• Data excerpts:
--- --- ---

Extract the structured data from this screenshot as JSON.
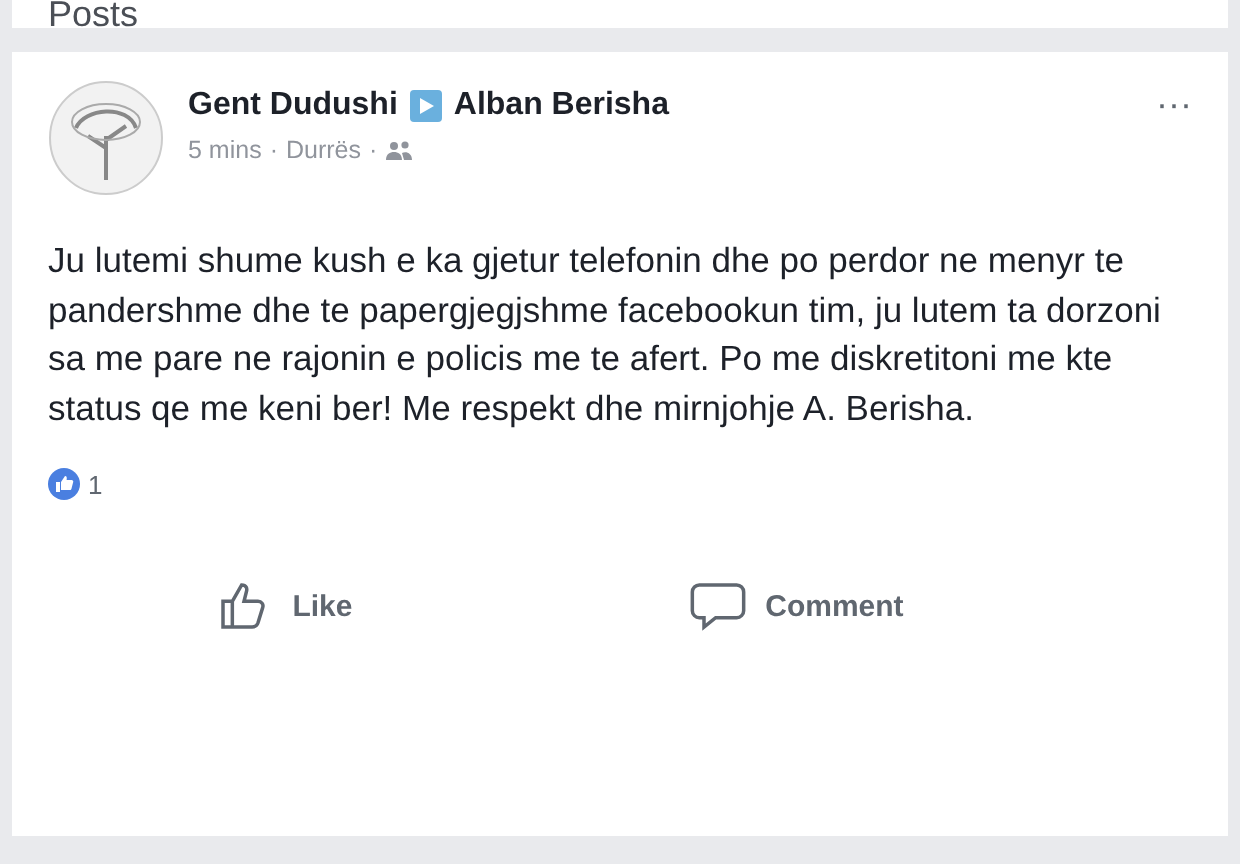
{
  "section_header": {
    "title": "Posts"
  },
  "post": {
    "author": "Gent Dudushi",
    "recipient": "Alban Berisha",
    "time": "5 mins",
    "location": "Durrës",
    "separator": "·",
    "text": "Ju lutemi shume kush e ka gjetur telefonin dhe po perdor ne menyr te pandershme dhe te papergjegjshme facebookun tim, ju lutem ta dorzoni sa me pare ne rajonin e policis me te afert. Po me diskretitoni me kte status qe me keni ber! Me respekt dhe mirnjohje A. Berisha.",
    "more": "···",
    "reaction_count": "1",
    "actions": [
      {
        "kind": "like",
        "label": "Like"
      },
      {
        "kind": "comment",
        "label": "Comment"
      }
    ]
  }
}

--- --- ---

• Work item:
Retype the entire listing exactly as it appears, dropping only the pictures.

• Answer to this task:
Extract the structured data from this screenshot as JSON.
{
  "section_header": {
    "title": "Posts"
  },
  "post": {
    "author": "Gent Dudushi",
    "recipient": "Alban Berisha",
    "time": "5 mins",
    "location": "Durrës",
    "separator": "·",
    "text": "Ju lutemi shume kush e ka gjetur telefonin dhe po perdor ne menyr te pandershme dhe te papergjegjshme facebookun tim, ju lutem ta dorzoni sa me pare ne rajonin e policis me te afert. Po me diskretitoni me kte status qe me keni ber! Me respekt dhe mirnjohje A. Berisha.",
    "more": "···",
    "reaction_count": "1",
    "actions": [
      {
        "kind": "like",
        "label": "Like"
      },
      {
        "kind": "comment",
        "label": "Comment"
      }
    ]
  }
}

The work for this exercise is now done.